New Delhi: The Central Information Commission (CIC) maintains that Indian missions abroad are not outside the purview of the Right to Information (RTI) Act, but the law ministry holds a different view.
"In my opinion, the Right to Information Act applies all over the country as this holds true for Indian missions abroad," Chief Information Commissioner Wajahat Habibullah said.
"This is for the simple reason that our embassies and missions are all part of India, properties of India. India's sovereignty runs through these missions," Habibullah said during an interaction with the editorial team of IANS.
He said the law ministry felt the RTI Act can apply only to "Indian territory" and not "institutions" outside the country, and added this could have further ramifications on the issue of its jurisdiction in Jammu and Kashmir.
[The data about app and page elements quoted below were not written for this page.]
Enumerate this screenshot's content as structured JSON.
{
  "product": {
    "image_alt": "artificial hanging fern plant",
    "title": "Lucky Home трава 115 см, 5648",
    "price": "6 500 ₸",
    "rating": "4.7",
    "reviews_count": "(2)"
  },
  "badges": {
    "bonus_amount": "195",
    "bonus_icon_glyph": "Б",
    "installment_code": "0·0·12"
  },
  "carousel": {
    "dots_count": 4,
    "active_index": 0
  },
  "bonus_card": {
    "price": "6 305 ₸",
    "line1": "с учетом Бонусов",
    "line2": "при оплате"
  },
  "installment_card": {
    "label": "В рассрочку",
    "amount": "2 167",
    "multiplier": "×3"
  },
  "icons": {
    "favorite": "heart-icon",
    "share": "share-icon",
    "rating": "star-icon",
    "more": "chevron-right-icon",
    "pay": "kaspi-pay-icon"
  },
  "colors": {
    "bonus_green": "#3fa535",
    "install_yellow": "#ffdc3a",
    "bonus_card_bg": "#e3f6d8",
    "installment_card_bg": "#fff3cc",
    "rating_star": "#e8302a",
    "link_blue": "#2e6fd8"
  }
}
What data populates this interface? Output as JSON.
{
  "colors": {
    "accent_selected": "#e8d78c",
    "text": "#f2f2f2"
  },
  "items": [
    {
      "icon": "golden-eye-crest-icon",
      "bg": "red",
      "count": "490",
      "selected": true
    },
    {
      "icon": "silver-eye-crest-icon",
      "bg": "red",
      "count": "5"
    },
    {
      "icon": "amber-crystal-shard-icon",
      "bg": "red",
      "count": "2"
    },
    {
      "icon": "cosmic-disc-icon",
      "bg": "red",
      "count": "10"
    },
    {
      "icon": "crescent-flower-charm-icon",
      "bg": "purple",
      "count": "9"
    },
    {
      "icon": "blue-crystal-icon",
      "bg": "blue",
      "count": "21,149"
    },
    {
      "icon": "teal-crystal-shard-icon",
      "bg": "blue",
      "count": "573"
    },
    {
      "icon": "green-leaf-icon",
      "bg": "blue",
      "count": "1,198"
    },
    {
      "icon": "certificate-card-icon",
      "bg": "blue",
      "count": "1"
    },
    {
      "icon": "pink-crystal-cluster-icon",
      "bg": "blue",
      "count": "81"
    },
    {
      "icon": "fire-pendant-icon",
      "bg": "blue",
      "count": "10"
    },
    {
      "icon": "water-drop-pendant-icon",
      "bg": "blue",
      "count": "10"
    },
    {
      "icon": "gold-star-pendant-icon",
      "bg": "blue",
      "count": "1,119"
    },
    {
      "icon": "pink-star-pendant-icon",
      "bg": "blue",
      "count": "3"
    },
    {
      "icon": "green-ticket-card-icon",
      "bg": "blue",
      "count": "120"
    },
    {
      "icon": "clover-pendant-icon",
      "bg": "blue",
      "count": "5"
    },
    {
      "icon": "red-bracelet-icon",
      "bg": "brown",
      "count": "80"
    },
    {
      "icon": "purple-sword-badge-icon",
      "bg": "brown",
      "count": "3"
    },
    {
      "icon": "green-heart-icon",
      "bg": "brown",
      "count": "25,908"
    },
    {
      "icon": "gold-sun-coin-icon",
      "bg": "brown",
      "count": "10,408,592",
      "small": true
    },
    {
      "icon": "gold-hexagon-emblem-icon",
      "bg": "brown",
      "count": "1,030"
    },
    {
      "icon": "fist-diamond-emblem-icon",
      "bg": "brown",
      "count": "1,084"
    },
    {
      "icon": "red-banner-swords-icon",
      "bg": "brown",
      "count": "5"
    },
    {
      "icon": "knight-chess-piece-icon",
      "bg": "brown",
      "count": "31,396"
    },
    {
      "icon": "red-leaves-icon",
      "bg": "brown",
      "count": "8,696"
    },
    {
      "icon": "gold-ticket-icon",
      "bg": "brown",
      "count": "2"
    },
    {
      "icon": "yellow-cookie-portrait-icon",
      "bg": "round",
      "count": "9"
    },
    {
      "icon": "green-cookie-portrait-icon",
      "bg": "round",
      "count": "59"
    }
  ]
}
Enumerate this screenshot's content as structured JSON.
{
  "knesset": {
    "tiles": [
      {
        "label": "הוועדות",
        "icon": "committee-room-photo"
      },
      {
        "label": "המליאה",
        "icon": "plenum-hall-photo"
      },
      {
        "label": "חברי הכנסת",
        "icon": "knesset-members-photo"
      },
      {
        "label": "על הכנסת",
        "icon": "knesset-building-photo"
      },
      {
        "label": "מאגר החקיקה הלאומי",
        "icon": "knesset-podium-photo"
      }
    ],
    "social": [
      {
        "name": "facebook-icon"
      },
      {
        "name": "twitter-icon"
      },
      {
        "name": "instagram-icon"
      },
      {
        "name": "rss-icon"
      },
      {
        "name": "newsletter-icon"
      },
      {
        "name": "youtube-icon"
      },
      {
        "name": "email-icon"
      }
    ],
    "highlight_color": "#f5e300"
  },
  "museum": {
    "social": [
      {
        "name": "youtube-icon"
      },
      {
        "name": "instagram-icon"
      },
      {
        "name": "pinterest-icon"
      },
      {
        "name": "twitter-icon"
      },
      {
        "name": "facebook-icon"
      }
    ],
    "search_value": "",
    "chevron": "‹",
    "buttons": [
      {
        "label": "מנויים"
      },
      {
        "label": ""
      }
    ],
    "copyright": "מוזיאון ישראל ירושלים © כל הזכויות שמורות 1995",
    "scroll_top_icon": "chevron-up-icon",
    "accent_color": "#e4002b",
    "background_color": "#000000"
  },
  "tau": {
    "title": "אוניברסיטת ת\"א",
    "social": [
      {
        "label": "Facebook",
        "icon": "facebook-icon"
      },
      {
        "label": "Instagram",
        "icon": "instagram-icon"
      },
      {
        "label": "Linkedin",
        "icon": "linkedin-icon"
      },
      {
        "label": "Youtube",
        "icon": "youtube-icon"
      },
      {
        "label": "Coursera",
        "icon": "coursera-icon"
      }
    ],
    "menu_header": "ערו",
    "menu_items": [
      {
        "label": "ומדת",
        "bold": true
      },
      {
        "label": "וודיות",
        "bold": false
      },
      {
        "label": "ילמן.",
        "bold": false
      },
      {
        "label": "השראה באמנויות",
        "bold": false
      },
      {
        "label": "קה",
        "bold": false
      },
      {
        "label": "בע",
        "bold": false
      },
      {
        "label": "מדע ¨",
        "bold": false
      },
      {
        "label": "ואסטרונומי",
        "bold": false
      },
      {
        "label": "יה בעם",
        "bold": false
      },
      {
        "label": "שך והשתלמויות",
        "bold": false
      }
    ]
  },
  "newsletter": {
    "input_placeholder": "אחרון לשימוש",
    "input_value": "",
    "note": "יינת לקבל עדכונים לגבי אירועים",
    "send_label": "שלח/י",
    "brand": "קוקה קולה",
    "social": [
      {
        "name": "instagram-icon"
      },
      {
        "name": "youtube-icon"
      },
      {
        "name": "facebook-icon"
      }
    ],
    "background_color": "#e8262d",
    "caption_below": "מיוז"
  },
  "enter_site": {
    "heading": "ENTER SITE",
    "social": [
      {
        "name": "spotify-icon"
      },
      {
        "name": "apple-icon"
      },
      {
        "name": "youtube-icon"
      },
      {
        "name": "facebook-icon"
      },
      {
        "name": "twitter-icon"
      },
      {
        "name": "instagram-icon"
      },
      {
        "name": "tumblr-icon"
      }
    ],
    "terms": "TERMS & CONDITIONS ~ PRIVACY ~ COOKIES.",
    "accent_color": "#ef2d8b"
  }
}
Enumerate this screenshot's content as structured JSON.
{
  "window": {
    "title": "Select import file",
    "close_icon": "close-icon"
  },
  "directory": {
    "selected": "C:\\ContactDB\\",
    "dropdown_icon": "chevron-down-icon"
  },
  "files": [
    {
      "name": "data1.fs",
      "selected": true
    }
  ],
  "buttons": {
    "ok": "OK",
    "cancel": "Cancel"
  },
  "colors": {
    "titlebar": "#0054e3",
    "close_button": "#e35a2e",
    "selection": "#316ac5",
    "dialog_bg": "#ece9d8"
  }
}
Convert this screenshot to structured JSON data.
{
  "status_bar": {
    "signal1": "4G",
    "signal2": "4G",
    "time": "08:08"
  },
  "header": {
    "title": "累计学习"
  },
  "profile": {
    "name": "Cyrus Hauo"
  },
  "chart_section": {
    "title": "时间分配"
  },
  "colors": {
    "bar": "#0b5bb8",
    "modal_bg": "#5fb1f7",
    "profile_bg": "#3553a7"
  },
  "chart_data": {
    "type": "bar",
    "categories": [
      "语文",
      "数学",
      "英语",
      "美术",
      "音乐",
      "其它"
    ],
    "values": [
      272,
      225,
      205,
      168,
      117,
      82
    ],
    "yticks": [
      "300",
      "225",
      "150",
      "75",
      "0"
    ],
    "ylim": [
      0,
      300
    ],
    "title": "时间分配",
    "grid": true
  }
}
"They cannot be placed outside the purview because of the legal opinion of anyone. They will only be out of the purview because of a decision of the commission," he asserted.
"If you argue that the Indian embassies do not come under the RTI law, then the government of India offices in Jammu and Kashmir does not come under the law. It's a completely absurd assertion."
"I, of course, ordered that all the offices of Jammu and Kashmir would not come under the law," he said, making a distinction between the state- and central government-run offices and institutions.
Habibullah also said that if the commission's directive can be challenged in a court of law by a ministry through a writ petition, then there was no purpose in giving a decision that is contradictory to the law ministry.
"Now, it's a matter of discussion and currently under examination. There is an element of dispute on how we view it and how the law ministry views it," the former bureaucrat said.
Habibullah said the issue came up after his commission recently issued directions to seek information from some Indian missions through the ministry of external affairs (MEA). But the MEA reverted back saying it was advised by the law ministry that the act would not apply to Indian missions.
The RTI Act, which came into force in October 2005, is seen as the most powerful tool for empowering people, since it gives citizens the "right" to access information as opposed to "freedom of information" in other countries.
It is for that reason, Habibullah said, that even countries like the United States and Britain were interested in understanding this legislation. "This act puts India among the leading democracies in the world."
When asked if foreigners and people of Indian origin who are not Indian citizens can seek information using this legislation, he replied in the negative but added that there were ways to get information.
"They cannot ask for information. Our country has been cloistered for so long, its opening up has all kinds of apprehensions. The law is framed so that it is open to only citizens of India," he said.
"But if you have a friend who is an Indian citizen, then he can ask for the same information," Habibullah said, clarifying that people of Indian origin with dual citizenship had every right to seek information under the act.